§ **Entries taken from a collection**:
----
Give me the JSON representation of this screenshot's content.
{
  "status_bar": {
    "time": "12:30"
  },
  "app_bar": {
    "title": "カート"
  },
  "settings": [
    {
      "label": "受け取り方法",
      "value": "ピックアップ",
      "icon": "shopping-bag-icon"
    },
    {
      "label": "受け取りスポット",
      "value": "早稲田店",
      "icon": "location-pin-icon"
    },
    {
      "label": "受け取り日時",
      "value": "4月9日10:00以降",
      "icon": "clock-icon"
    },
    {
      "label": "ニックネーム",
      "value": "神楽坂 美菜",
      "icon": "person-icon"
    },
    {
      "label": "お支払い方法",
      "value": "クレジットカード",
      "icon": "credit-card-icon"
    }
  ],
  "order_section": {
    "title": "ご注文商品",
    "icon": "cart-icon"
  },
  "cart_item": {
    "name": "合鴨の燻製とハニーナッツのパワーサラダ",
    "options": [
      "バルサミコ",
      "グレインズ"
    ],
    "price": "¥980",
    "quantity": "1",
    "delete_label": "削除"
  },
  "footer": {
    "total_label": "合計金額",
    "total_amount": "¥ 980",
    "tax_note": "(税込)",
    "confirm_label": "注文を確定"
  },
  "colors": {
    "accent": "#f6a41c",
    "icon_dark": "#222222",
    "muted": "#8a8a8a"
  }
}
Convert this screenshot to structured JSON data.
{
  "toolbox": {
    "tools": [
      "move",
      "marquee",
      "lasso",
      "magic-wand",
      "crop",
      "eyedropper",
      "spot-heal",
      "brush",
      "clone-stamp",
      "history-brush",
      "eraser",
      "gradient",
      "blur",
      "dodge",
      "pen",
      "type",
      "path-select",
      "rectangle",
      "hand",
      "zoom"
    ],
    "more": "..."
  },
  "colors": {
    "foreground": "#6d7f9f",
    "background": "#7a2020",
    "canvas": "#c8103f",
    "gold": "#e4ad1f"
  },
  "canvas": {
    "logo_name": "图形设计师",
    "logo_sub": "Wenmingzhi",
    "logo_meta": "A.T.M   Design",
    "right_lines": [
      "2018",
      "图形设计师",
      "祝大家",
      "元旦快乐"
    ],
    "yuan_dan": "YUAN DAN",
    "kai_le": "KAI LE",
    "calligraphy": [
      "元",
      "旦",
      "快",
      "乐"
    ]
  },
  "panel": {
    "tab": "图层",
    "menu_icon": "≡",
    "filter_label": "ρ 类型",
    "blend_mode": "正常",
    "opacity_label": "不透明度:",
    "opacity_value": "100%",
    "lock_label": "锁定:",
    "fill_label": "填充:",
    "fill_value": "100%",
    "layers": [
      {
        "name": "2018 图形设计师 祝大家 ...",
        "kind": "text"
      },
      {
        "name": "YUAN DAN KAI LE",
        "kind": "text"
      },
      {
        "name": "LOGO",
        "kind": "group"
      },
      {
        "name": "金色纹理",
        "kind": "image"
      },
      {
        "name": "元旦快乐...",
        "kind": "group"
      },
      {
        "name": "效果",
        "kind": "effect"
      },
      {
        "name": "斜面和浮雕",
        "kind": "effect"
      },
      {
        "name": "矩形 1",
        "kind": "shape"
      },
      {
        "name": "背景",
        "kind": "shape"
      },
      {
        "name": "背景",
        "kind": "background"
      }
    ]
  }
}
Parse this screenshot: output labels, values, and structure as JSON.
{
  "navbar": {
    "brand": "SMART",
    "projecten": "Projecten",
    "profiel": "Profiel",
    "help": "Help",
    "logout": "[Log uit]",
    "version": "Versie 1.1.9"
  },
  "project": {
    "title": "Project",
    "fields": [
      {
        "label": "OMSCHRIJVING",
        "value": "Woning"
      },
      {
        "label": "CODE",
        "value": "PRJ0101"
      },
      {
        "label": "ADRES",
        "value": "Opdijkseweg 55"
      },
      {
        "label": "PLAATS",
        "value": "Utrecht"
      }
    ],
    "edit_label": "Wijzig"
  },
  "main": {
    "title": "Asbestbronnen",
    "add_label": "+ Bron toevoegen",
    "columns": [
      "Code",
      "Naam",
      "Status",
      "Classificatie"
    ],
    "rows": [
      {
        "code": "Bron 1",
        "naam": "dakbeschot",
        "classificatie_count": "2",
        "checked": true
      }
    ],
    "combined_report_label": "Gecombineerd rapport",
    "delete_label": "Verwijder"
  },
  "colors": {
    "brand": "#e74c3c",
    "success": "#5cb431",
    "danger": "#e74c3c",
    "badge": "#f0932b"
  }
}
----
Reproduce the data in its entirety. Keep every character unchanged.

§ **SOLUTION TO THIS TASK**:
Give me the JSON representation of this screenshot's content.
{
  "status_bar": {
    "time": "12:30"
  },
  "app_bar": {
    "title": "カート"
  },
  "settings": [
    {
      "label": "受け取り方法",
      "value": "ピックアップ",
      "icon": "shopping-bag-icon"
    },
    {
      "label": "受け取りスポット",
      "value": "早稲田店",
      "icon": "location-pin-icon"
    },
    {
      "label": "受け取り日時",
      "value": "4月9日10:00以降",
      "icon": "clock-icon"
    },
    {
      "label": "ニックネーム",
      "value": "神楽坂 美菜",
      "icon": "person-icon"
    },
    {
      "label": "お支払い方法",
      "value": "クレジットカード",
      "icon": "credit-card-icon"
    }
  ],
  "order_section": {
    "title": "ご注文商品",
    "icon": "cart-icon"
  },
  "cart_item": {
    "name": "合鴨の燻製とハニーナッツのパワーサラダ",
    "options": [
      "バルサミコ",
      "グレインズ"
    ],
    "price": "¥980",
    "quantity": "1",
    "delete_label": "削除"
  },
  "footer": {
    "total_label": "合計金額",
    "total_amount": "¥ 980",
    "tax_note": "(税込)",
    "confirm_label": "注文を確定"
  },
  "colors": {
    "accent": "#f6a41c",
    "icon_dark": "#222222",
    "muted": "#8a8a8a"
  }
}
Convert this screenshot to structured JSON data.
{
  "toolbox": {
    "tools": [
      "move",
      "marquee",
      "lasso",
      "magic-wand",
      "crop",
      "eyedropper",
      "spot-heal",
      "brush",
      "clone-stamp",
      "history-brush",
      "eraser",
      "gradient",
      "blur",
      "dodge",
      "pen",
      "type",
      "path-select",
      "rectangle",
      "hand",
      "zoom"
    ],
    "more": "..."
  },
  "colors": {
    "foreground": "#6d7f9f",
    "background": "#7a2020",
    "canvas": "#c8103f",
    "gold": "#e4ad1f"
  },
  "canvas": {
    "logo_name": "图形设计师",
    "logo_sub": "Wenmingzhi",
    "logo_meta": "A.T.M   Design",
    "right_lines": [
      "2018",
      "图形设计师",
      "祝大家",
      "元旦快乐"
    ],
    "yuan_dan": "YUAN DAN",
    "kai_le": "KAI LE",
    "calligraphy": [
      "元",
      "旦",
      "快",
      "乐"
    ]
  },
  "panel": {
    "tab": "图层",
    "menu_icon": "≡",
    "filter_label": "ρ 类型",
    "blend_mode": "正常",
    "opacity_label": "不透明度:",
    "opacity_value": "100%",
    "lock_label": "锁定:",
    "fill_label": "填充:",
    "fill_value": "100%",
    "layers": [
      {
        "name": "2018 图形设计师 祝大家 ...",
        "kind": "text"
      },
      {
        "name": "YUAN DAN KAI LE",
        "kind": "text"
      },
      {
        "name": "LOGO",
        "kind": "group"
      },
      {
        "name": "金色纹理",
        "kind": "image"
      },
      {
        "name": "元旦快乐...",
        "kind": "group"
      },
      {
        "name": "效果",
        "kind": "effect"
      },
      {
        "name": "斜面和浮雕",
        "kind": "effect"
      },
      {
        "name": "矩形 1",
        "kind": "shape"
      },
      {
        "name": "背景",
        "kind": "shape"
      },
      {
        "name": "背景",
        "kind": "background"
      }
    ]
  }
}
Parse this screenshot: output labels, values, and structure as JSON.
{
  "navbar": {
    "brand": "SMART",
    "projecten": "Projecten",
    "profiel": "Profiel",
    "help": "Help",
    "logout": "[Log uit]",
    "version": "Versie 1.1.9"
  },
  "project": {
    "title": "Project",
    "fields": [
      {
        "label": "OMSCHRIJVING",
        "value": "Woning"
      },
      {
        "label": "CODE",
        "value": "PRJ0101"
      },
      {
        "label": "ADRES",
        "value": "Opdijkseweg 55"
      },
      {
        "label": "PLAATS",
        "value": "Utrecht"
      }
    ],
    "edit_label": "Wijzig"
  },
  "main": {
    "title": "Asbestbronnen",
    "add_label": "+ Bron toevoegen",
    "columns": [
      "Code",
      "Naam",
      "Status",
      "Classificatie"
    ],
    "rows": [
      {
        "code": "Bron 1",
        "naam": "dakbeschot",
        "classificatie_count": "2",
        "checked": true
      }
    ],
    "combined_report_label": "Gecombineerd rapport",
    "delete_label": "Verwijder"
  },
  "colors": {
    "brand": "#e74c3c",
    "success": "#5cb431",
    "danger": "#e74c3c",
    "badge": "#f0932b"
  }
}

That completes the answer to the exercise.